One of the most familiar memories to me as a child was the sound of my dad emptying his change from his pockets into the brass dish he kept on his dresser. I didn't realize it then, but many times that spare change was used to buy a loaf of bread or a gallon of milk. Dad had always been careful with his money, but there were times when we just didn't have enough left in the checking account to see us through to pay day. Those were the times the brass dish was emptied.
When he died and Mom came to live with us, I found a large glass jug behind his dresser. It was filled to the top with coins. I guess after my brother and I grew up, the need for the brass dish wasn't as often so he transferred the change to the jug. This jug was what brought my mom hours of joy during the thick of her disease - she counted, sorted and rolled them for weeks.
After Mom's death, I placed the empty jug here on the floor beside my computer desk. I placed coins in it each day. Some days there were a lot, some days not so many. But it is a comforting thought to know there is still some money here should the need arise.
My coin stash was nowhere near what my dad's was, though.

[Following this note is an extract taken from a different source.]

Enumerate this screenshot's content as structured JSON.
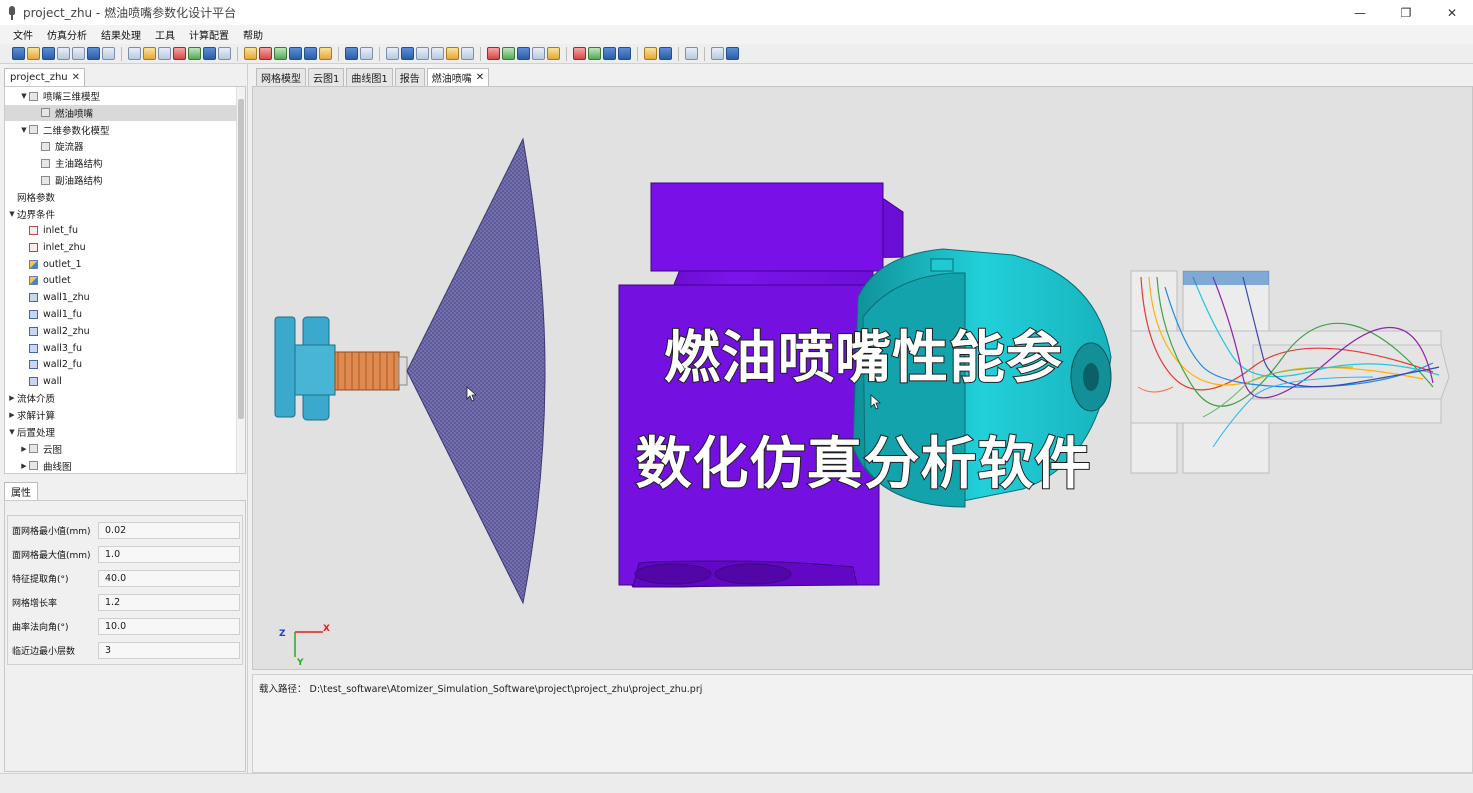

I started keeping a record of my daily spending. It proved very wasteful. I'd spend a few dollars on a coffee or a fast food lunch. I bought gum at the corner gas station or, my favorite, 16 ounces of sweet tea. I love that stuff - sweet tea. Sometimes I wonder if it's got something addictive in it!

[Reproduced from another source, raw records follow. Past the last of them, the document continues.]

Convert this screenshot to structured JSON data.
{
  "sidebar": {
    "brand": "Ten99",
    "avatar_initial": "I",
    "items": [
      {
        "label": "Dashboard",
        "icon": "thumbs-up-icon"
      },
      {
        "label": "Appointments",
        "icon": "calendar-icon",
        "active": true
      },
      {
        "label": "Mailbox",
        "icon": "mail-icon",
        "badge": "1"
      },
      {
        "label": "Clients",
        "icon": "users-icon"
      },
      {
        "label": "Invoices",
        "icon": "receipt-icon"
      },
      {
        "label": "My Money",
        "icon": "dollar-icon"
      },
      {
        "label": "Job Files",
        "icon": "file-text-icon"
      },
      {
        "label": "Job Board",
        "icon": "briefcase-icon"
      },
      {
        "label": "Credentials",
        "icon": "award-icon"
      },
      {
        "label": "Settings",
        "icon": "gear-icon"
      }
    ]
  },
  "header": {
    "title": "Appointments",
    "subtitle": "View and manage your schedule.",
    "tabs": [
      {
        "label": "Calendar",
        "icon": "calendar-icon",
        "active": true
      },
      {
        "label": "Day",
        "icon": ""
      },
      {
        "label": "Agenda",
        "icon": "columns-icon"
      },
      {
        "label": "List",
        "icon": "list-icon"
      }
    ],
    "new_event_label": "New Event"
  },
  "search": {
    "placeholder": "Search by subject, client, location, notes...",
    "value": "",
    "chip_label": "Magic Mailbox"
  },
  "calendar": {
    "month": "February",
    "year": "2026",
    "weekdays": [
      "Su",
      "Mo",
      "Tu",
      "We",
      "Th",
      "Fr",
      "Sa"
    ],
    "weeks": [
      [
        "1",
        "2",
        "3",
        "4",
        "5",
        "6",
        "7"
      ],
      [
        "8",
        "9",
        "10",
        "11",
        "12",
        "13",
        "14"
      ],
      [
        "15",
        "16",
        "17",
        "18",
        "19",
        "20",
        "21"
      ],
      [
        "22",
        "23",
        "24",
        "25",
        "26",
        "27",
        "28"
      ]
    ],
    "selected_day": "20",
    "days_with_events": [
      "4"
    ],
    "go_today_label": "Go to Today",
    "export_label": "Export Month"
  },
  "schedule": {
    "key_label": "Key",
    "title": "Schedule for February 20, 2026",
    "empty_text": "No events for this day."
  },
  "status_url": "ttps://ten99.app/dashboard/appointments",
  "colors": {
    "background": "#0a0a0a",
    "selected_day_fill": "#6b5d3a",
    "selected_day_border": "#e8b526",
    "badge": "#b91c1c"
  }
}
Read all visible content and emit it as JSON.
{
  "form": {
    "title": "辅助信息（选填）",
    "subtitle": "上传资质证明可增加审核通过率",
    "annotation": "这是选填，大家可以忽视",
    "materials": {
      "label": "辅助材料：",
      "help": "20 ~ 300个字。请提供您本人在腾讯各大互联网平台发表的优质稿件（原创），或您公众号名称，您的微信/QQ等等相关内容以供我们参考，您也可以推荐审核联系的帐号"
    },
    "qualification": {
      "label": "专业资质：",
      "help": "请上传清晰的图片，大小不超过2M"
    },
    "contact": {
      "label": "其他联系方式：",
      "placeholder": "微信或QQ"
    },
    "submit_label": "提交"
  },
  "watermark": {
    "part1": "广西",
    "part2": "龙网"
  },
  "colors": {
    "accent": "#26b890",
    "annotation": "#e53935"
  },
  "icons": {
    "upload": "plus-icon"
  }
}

Anyway, I realized once I started keeping better tabs on my spending that I was tossing a lot of extra money around. It wasn't much each day - maybe $10 to $12 - but that really does add up by the end of the week.
I'm making an effort to be more like my parents. I now take my lunch to work instead of buying fast food and I brew my own coffee at home. I make my sweet tea and I buy the packages of gum at Wal-mart instead of the single packs at the gas station. By buying the lunch contents at the grocery store, I have saved about $6 a day. Making my own tea has saved almost $2 a day. As a result, I can now pay my jug $8 a day! I figure the cost of homemade lunch products, tea and sugar is costing approximately $2 to $4 each day. If I remain disciplined and continue to pay the difference into my jug, I am saving a minimum of $200 a month!

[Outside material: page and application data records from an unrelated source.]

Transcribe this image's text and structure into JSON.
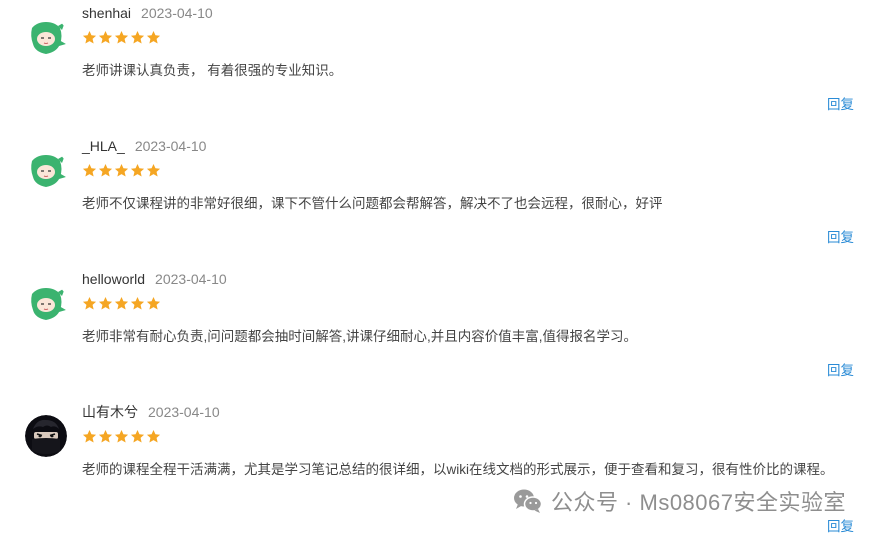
{
  "reviews": [
    {
      "avatar": "green-cactus-avatar",
      "username": "shenhai",
      "date": "2023-04-10",
      "rating": 5,
      "comment": "老师讲课认真负责， 有着很强的专业知识。",
      "reply_label": "回复"
    },
    {
      "avatar": "green-cactus-avatar",
      "username": "_HLA_",
      "date": "2023-04-10",
      "rating": 5,
      "comment": "老师不仅课程讲的非常好很细，课下不管什么问题都会帮解答，解决不了也会远程，很耐心，好评",
      "reply_label": "回复"
    },
    {
      "avatar": "green-cactus-avatar",
      "username": "helloworld",
      "date": "2023-04-10",
      "rating": 5,
      "comment": "老师非常有耐心负责,问问题都会抽时间解答,讲课仔细耐心,并且内容价值丰富,值得报名学习。",
      "reply_label": "回复"
    },
    {
      "avatar": "masked-person-avatar",
      "username": "山有木兮",
      "date": "2023-04-10",
      "rating": 5,
      "comment": "老师的课程全程干活满满，尤其是学习笔记总结的很详细，以wiki在线文档的形式展示，便于查看和复习，很有性价比的课程。",
      "reply_label": "回复"
    }
  ],
  "watermark": {
    "icon": "wechat-icon",
    "text": "公众号 · Ms08067安全实验室"
  },
  "colors": {
    "star": "#f5a623",
    "reply_link": "#2a8bd6",
    "avatar_green": "#3bb36f",
    "date": "#888888"
  }
}
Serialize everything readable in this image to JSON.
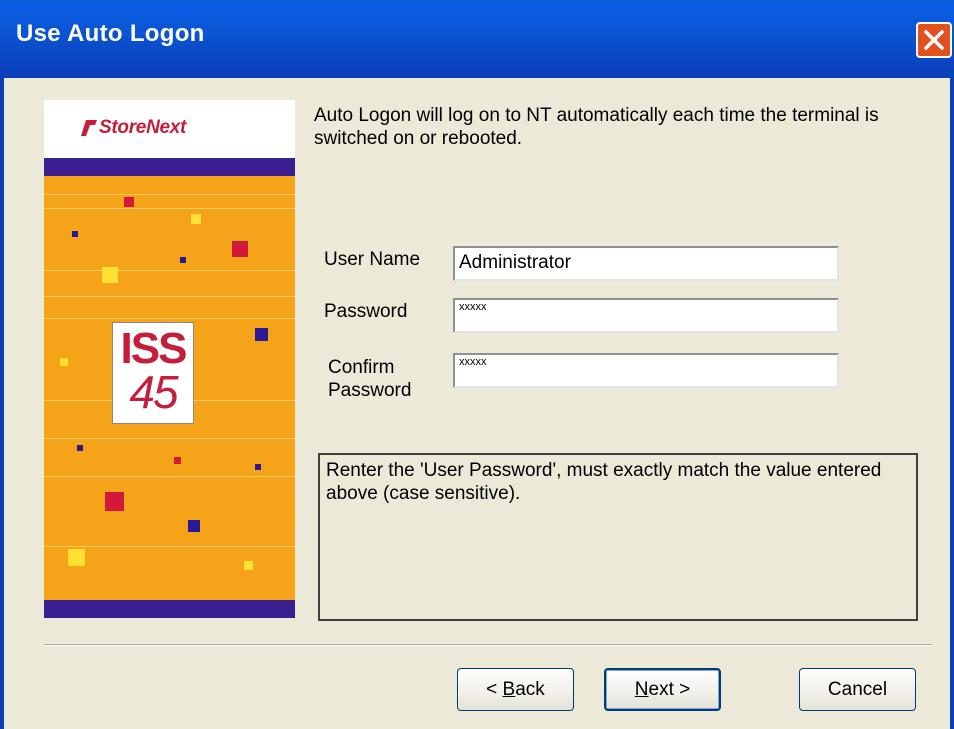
{
  "window": {
    "title": "Use Auto Logon"
  },
  "banner": {
    "brand": "StoreNext",
    "product_top": "ISS",
    "product_bottom": "45"
  },
  "description": "Auto Logon will log on to NT automatically each time the terminal is switched on or rebooted.",
  "form": {
    "username_label": "User Name",
    "username_value": "Administrator",
    "password_label": "Password",
    "password_value": "xxxxx",
    "confirm_label_line1": "Confirm",
    "confirm_label_line2": "Password",
    "confirm_value": "xxxxx"
  },
  "help_text": "Renter the 'User Password', must exactly match the value entered above (case sensitive).",
  "buttons": {
    "back_prefix": "< ",
    "back_hotkey": "B",
    "back_rest": "ack",
    "next_hotkey": "N",
    "next_rest": "ext >",
    "cancel": "Cancel"
  },
  "colors": {
    "titlebar": "#0a53d0",
    "close_button": "#e0521f",
    "banner_orange": "#f5a41a",
    "banner_purple": "#3a2090",
    "brand_red": "#c41e3a",
    "dialog_bg": "#ece9d8"
  },
  "icons": {
    "close": "close-x-icon"
  }
}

I encourage all of you to get a small notebook and record your spending for a few weeks. Be honest and record everything. Then get yourself a jug and start paying it. The extra money may just be enough to splurge on something special! If nothing else, it is comforting to know there is some extra money if it is ever needed.
Friday, February 6, 2009
It seems our economy really is in a bit of a pickle. My own retirement fund took quite a hit - which is disconcerting. Fortunately, I'm still a good 20 years away from retiring so I have some time to make up some loss.
I know big government is encouraging us to spend, but frankly I just can't bring myself to do so. My confidence in our federal government is shaken. I've begun my own saving plan and will share more about it in another post.
I have also begun to search my memory, as well as the internet, for money saving ideas.
During the winter months, I tend to store some extra pounds. I'm blessed to be small framed, but the older I get, the more my body stores extra fat. I don't get fat so to speak, but my jeans feel tighter. Along with trying to control what I eat, I thought maybe it time to hit the gym - until I saw the prices! My grandmother believed that performing household chores was a much better use of time than spending money on a gym. I think she could be right.
A google search yielded a chart that I find interesting: http://wiki.answers.com/Q/How_many_calories_burned_doing_house_work
So by this formula, I can burn off my lunch by shoveling snow for an hour. I guess cleaning horse stalls would yield similar results. I'm going to give this a whirl and see how I feel. We have plenty of snow to shovel and plenty of manure to muck!
Anyone else want to join me?